What to produce: Throughout the material below, count the lines that include the string "this", then report only the resulting number.

Supplied data:
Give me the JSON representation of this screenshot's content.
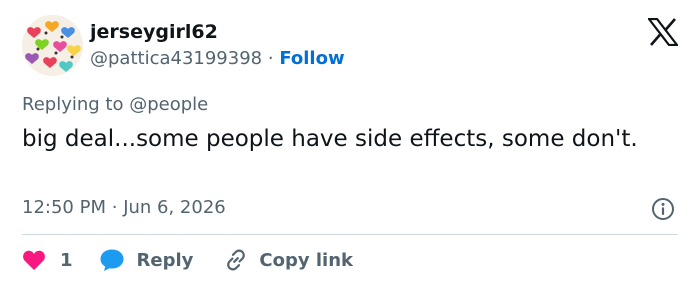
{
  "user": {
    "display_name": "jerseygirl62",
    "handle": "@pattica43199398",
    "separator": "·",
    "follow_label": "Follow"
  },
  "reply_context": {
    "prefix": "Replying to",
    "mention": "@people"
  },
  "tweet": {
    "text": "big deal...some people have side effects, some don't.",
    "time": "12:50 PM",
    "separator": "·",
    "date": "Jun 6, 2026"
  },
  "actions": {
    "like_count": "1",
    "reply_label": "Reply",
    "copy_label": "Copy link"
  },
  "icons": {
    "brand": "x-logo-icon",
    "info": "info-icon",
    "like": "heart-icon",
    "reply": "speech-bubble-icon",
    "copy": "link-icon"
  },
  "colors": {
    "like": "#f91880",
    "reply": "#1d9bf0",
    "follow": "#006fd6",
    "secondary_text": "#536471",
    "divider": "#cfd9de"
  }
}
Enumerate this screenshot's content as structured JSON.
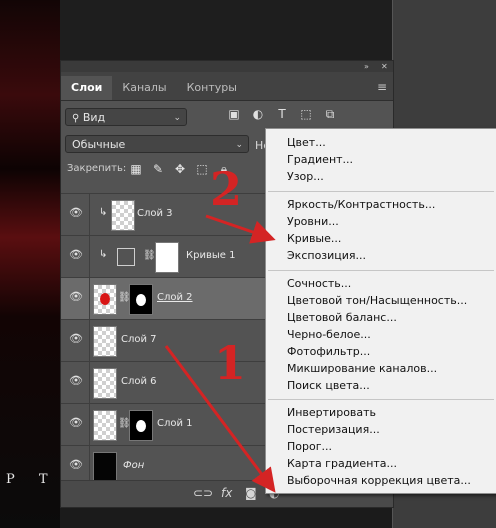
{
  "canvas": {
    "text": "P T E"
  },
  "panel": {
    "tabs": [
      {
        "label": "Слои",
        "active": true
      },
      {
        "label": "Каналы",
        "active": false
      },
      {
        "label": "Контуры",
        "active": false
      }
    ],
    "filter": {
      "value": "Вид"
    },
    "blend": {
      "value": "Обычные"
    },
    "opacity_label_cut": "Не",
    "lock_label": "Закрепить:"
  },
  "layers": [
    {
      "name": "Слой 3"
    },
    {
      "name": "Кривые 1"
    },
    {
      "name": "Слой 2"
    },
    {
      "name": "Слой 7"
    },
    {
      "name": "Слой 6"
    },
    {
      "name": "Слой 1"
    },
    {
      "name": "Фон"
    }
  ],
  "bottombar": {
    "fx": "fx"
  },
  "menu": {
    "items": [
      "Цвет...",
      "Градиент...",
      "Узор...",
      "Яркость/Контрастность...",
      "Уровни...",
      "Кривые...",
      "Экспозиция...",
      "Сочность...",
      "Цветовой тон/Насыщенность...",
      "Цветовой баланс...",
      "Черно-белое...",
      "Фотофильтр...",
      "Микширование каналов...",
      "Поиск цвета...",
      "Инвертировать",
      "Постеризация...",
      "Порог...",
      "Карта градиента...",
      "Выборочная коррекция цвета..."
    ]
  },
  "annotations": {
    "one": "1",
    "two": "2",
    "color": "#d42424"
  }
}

Written reply: 2